Anytime I sit with feelings of rejection, or feeling like I’m not enough to someone, I unconsciously connect it to the same feeling I’ve carried since I was a child. I’m not enough. I wasn’t enough for my own mother, how could I be enough for anyone else?
Bleh. Childhood trauma is shitty. All trauma is shitty really.
My point in sharing all of this isn’t to have some kind of pity party for me! Yes, I carry childhood trauma, BUT that trauma has also shaped me in ways I am eternally grateful for. I choose to use my trauma as a point of connection to others, and I also choose to end the cycle, by teaching my boys that they are enough and their mother loves them with her whole heart!!!
I choose to show up and do the work. Practice what I preach. Don’t talk about it, be about it.
This friendship I’ve been struggling with doesn’t define me. I am enough. Instead of reacting to my fear based feelings of rejection and resentment, I choose instead to use the feelings that were brought up to be a tool in my own healing journey. I will honor this friendship and all of the gifts it has given me, and allow the transition to happen. Instead of seeing it as an ending, I see it as a beginning. An opportunity to learn, and a space to be opened to better connections and stronger bonds.

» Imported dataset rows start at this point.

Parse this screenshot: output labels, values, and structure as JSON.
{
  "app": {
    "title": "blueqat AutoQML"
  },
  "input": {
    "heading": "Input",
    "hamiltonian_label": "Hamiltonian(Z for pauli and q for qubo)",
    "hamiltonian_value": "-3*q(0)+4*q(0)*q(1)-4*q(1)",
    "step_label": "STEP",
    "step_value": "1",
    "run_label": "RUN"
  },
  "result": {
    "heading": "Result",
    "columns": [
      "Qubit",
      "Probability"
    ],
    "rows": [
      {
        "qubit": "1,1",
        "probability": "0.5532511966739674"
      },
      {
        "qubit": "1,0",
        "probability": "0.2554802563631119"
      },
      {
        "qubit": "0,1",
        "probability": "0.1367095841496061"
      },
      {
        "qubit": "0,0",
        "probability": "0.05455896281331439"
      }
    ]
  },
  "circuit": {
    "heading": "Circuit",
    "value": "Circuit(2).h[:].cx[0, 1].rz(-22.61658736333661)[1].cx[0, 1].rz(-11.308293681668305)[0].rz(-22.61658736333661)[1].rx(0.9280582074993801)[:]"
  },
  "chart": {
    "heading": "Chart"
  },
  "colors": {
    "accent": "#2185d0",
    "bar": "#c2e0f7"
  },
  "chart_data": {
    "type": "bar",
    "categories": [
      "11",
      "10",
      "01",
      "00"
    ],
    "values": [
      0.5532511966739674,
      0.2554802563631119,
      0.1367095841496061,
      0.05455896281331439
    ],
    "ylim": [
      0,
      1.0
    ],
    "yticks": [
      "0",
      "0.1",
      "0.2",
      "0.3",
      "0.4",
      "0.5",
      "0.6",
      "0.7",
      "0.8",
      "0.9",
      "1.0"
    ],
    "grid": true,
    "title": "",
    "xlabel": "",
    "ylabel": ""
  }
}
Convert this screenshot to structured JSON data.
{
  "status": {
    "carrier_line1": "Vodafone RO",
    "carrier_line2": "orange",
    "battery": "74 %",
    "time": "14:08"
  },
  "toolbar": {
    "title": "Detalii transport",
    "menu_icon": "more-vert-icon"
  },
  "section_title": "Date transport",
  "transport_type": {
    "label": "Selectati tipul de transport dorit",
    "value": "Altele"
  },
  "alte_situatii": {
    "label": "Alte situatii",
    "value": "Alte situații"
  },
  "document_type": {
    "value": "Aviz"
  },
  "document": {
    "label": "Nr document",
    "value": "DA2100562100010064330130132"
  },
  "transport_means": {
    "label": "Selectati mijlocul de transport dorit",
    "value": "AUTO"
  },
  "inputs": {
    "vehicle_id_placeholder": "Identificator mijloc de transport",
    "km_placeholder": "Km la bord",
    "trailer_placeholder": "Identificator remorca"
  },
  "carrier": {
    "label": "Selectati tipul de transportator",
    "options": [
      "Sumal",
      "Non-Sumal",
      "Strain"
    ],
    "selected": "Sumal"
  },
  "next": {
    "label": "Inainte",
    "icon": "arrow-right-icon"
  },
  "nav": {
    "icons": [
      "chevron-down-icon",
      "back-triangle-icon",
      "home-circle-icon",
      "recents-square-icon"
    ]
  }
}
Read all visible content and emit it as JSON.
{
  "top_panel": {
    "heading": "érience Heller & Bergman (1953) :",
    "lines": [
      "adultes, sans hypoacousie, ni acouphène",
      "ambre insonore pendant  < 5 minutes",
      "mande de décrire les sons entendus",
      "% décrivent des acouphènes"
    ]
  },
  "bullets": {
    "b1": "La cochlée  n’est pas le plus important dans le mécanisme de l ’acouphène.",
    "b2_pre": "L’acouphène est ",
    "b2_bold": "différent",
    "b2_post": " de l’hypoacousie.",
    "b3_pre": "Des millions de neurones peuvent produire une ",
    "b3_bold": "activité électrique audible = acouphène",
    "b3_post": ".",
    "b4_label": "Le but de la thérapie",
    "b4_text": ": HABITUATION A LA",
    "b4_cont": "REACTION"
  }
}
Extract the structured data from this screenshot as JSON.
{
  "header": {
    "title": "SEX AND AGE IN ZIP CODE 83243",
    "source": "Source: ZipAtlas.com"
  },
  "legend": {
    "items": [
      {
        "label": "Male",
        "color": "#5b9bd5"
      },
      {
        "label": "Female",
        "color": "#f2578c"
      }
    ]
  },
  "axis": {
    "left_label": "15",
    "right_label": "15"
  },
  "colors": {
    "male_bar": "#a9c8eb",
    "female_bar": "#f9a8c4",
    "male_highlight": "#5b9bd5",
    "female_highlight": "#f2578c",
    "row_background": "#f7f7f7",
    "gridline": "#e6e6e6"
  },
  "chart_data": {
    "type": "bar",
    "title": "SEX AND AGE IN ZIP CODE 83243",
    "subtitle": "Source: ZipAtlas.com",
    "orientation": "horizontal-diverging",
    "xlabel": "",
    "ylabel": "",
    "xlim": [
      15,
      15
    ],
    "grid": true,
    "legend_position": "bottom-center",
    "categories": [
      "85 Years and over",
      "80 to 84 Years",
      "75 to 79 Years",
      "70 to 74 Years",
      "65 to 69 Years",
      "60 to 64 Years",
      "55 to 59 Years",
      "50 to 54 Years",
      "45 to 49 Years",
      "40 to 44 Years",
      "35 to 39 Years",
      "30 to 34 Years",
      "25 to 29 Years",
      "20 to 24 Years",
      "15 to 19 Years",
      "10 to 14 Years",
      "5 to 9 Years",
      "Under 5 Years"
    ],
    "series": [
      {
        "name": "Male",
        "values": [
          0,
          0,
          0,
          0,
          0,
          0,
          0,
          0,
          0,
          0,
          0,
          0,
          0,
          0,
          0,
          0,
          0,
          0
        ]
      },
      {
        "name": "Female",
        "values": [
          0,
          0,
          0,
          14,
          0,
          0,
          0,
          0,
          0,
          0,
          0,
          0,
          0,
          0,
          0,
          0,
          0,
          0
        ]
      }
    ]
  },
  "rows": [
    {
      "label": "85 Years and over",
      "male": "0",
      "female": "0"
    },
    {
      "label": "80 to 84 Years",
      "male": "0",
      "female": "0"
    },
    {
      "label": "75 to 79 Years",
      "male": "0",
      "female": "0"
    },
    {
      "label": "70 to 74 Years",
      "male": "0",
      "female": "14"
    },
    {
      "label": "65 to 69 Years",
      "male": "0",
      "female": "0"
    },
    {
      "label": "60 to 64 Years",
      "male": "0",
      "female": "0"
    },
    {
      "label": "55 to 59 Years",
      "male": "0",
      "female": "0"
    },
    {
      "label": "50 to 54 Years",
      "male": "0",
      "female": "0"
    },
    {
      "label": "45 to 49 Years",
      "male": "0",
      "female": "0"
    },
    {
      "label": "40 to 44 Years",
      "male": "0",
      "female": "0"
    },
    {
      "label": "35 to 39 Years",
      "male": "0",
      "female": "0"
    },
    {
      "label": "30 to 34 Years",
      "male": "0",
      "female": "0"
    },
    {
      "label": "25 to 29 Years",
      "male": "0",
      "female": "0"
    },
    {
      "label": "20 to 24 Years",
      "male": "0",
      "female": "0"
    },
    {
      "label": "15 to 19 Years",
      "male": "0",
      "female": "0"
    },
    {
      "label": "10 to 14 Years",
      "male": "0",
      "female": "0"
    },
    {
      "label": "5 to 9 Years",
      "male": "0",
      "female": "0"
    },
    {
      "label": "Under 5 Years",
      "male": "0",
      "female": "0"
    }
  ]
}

People change and evolve. As they do, so do their connections with others. Noticing a shift in friendships and connections is a good indicator that you’re growing and changing. It’s okay to feel, it’s okay to let go, it’s okay to outgrow friendships, and it’s okay to move on, but do it in a way that honors you and reflects the work you’ve been doing on the inside!
Be the change people!!!